Partition Table: msdos
Disk Flags: 

Number  Start   End     Size    Type      File system     Flags
 1      1049kB  105GB   105GB   primary   ntfs            boot, type=07          - Windows data area (downloads)
 2      105GB   111GB   6292MB  primary   linux-swap(v1)  type=82        
 3      111GB   216GB   105GB   primary   ext3            type=83                  - Linux /home   - only used by main Linux platform
 4      216GB   1000GB  784GB   extended                  lba, type=0f
 5      216GB   426GB   210GB   logical   ntfs            type=07                    - Music
 6      426GB   1000GB  574GB   logical   ntfs            type=07                    - Photos     - these 2 could be other way round, mounted in Linux with group write e.g. photo group can write here
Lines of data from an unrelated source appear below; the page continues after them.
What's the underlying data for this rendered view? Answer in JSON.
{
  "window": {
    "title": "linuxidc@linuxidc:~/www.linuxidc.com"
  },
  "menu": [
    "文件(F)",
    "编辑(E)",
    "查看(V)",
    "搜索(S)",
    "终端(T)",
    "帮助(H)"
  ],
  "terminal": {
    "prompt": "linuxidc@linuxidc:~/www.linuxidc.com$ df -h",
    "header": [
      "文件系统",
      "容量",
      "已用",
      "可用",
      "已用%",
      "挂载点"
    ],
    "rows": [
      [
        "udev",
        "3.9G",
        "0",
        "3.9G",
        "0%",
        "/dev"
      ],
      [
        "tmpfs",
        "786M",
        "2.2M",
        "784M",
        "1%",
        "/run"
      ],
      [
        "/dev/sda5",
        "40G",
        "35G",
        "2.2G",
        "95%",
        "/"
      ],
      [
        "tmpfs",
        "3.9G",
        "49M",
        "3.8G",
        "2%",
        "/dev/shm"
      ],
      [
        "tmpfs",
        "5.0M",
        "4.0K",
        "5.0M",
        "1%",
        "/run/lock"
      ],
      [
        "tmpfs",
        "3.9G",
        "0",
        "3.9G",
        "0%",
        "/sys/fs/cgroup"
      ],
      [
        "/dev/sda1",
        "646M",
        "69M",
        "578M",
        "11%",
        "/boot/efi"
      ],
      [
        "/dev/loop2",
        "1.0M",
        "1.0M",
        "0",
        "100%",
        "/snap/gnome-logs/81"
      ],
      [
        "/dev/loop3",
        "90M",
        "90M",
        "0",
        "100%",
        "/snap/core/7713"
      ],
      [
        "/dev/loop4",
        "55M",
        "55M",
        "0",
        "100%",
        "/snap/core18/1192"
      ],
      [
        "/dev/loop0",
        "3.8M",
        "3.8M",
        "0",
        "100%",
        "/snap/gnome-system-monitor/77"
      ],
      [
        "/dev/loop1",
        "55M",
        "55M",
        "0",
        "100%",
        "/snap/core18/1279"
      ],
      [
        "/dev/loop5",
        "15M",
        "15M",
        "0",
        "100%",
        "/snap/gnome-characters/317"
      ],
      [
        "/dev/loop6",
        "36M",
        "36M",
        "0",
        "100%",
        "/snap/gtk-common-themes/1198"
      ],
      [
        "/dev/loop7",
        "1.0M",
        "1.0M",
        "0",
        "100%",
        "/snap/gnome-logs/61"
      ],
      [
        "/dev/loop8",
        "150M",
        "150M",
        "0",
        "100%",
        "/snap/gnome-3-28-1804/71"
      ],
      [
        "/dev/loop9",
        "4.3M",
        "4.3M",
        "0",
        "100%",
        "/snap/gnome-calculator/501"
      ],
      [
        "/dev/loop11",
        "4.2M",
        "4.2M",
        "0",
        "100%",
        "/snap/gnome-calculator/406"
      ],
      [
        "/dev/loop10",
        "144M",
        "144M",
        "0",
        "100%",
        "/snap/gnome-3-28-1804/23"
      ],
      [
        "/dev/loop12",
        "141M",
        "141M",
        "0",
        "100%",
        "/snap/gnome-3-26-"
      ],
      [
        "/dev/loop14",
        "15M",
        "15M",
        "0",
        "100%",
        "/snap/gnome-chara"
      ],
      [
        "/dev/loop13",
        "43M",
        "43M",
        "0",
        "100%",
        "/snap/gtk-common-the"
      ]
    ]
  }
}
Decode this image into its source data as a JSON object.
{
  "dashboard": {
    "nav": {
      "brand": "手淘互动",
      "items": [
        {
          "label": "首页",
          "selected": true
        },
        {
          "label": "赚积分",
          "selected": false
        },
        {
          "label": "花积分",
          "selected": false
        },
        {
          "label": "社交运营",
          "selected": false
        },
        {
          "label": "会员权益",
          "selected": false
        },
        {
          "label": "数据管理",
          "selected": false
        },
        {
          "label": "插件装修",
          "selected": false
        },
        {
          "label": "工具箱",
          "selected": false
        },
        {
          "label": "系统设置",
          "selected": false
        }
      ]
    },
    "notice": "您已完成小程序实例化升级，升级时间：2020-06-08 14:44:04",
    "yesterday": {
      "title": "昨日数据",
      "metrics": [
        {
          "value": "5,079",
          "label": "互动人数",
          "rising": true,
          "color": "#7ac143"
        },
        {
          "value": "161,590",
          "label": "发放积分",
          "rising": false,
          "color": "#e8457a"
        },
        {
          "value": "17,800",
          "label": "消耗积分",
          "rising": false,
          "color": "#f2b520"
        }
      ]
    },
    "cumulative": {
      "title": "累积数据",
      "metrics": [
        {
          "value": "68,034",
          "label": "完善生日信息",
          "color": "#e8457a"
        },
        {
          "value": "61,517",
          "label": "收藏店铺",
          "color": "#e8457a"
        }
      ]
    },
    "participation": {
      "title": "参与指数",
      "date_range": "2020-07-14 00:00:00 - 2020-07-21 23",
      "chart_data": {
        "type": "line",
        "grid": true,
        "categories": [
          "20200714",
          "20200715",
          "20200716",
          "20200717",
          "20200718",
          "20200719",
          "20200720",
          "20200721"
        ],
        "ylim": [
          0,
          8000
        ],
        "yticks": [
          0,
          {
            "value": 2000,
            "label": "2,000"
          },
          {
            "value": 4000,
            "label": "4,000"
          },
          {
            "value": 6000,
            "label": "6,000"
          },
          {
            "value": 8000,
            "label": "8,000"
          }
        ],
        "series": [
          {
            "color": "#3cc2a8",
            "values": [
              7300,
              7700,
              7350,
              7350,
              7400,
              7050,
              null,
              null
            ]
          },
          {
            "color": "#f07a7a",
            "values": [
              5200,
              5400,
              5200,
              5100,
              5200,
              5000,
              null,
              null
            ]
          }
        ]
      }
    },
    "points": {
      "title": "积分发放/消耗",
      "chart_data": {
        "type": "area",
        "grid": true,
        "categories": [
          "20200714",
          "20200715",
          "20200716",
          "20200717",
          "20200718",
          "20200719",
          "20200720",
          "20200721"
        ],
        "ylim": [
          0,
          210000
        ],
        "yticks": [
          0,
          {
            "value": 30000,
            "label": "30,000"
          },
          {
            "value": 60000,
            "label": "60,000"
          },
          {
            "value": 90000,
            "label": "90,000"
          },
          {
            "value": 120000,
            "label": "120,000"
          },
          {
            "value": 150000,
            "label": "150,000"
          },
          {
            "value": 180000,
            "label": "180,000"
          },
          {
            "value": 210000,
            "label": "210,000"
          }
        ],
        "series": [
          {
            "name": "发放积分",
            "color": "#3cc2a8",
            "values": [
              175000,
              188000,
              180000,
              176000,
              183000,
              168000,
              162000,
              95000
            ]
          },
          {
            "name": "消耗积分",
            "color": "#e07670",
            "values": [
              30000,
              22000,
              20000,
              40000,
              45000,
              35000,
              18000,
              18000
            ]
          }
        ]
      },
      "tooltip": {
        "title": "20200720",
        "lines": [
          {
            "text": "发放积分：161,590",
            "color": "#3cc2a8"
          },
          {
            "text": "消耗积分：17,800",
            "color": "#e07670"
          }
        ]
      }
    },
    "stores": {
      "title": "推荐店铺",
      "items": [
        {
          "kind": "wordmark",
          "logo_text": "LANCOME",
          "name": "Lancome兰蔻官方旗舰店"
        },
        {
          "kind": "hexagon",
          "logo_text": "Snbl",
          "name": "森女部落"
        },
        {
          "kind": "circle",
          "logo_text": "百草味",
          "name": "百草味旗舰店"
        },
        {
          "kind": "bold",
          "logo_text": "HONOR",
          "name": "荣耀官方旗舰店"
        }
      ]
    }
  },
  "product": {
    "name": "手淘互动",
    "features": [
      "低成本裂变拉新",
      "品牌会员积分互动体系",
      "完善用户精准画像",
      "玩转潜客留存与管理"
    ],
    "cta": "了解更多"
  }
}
Okay. Thanks for providing that output.

Here’s what I would suggest:

Boot from “/dev/sda6” which I presume is “/boot” for Leap 15.0

Make sure that you check the box to write generic boot code in the MBR (which would be “/dev/sda”. And uncheck the box to boot from the extended partition. You might get a warning that your system is not guaranteed to boot.

The generic boot code that openSUSE uses is actually able to boot a logical partition, so that should work.

That does not satisfy everything that you wanted. But that can be fixed later.

Let me describe my laptop, and how I had it setup for Leap 42.3 (it now has Leap 15.0).

“/boot” was “/dev/sda5” (which is a logical partition). I set openSUSE to boot from there.
Windows 7 is in “/dev/sda3”.

The generic boot code that openSUSE installs comes from “syslinux” (in “/usr/share/syslinux”).
There’s an alternative boot code there, named “altmbr.bin”.

I took that alternative boot code, which is 439 bytes long, appended a binary 5 to the end to give 440 bytes, and wrote that to a file which I called “altmbr-05.bin”. I wrote that to the MBR with:

cat altmbr-05.bin > /dev/sda

That’s done as root. And it is important that the file be exactly 440 bytes so that only the boot code is changed.

The effect of that “altmbr-05.bin” boot code, is that it always boots partition 5 (or “/dev/sda5”). So I now set the active bit to “/dev/sda3”, which keeps Windows happy.

So Windows thinks that it is in the active partition. But booting actually uses openSUSE grub menu.

If I wanted to switch back to Windows booting during repairs, updates, etc, I need only write the original Windows-provided generic boot code to the MBR. Then it will revert to booting Windows. And when I’m done with that, I can reinstall the “altmbr-05.bin” boot code to the MBR and get the grub menu back.

The issue with Leap 15 is similar but slightly different.

1)Partitioning - unlike previous installers that spotted space on sda and offered that as default this sees the /home on sbd and wants to reformat and use that. If I read from old fstab in sda7 the installer errors. Still I can partition how I want and reuse sda7 as / and for testing leave sda6 alone.
2)Boot installer now wants to use MBR but wants to use sda. I go to change the boot order to sdb, sda but it still wants to use MBR on sda.

I’ve installed without boot loader but my 42.2 grub2-mkconfig sees Leap15 and Tumbleweed but doesn’t seem to see any kernels so doesn’t build the menu. I’ve updated osprober.

Isn’t all this good fun? But the question would now be can I put /dev/sdb into the “alternative” in the boot loader installation? Would that work? Is it likely that the prober on Leap15 would see Tumbleweed and OpenSuse 42.2. (What I have tended to do when new opensuse is released is to put it into a spare part of sda then I can play, once I’m happy I can update my main partition and move settings etc to the new install. Then cycle repeats. Things are easier now I’m the only user, family all have own laptops - all Linux)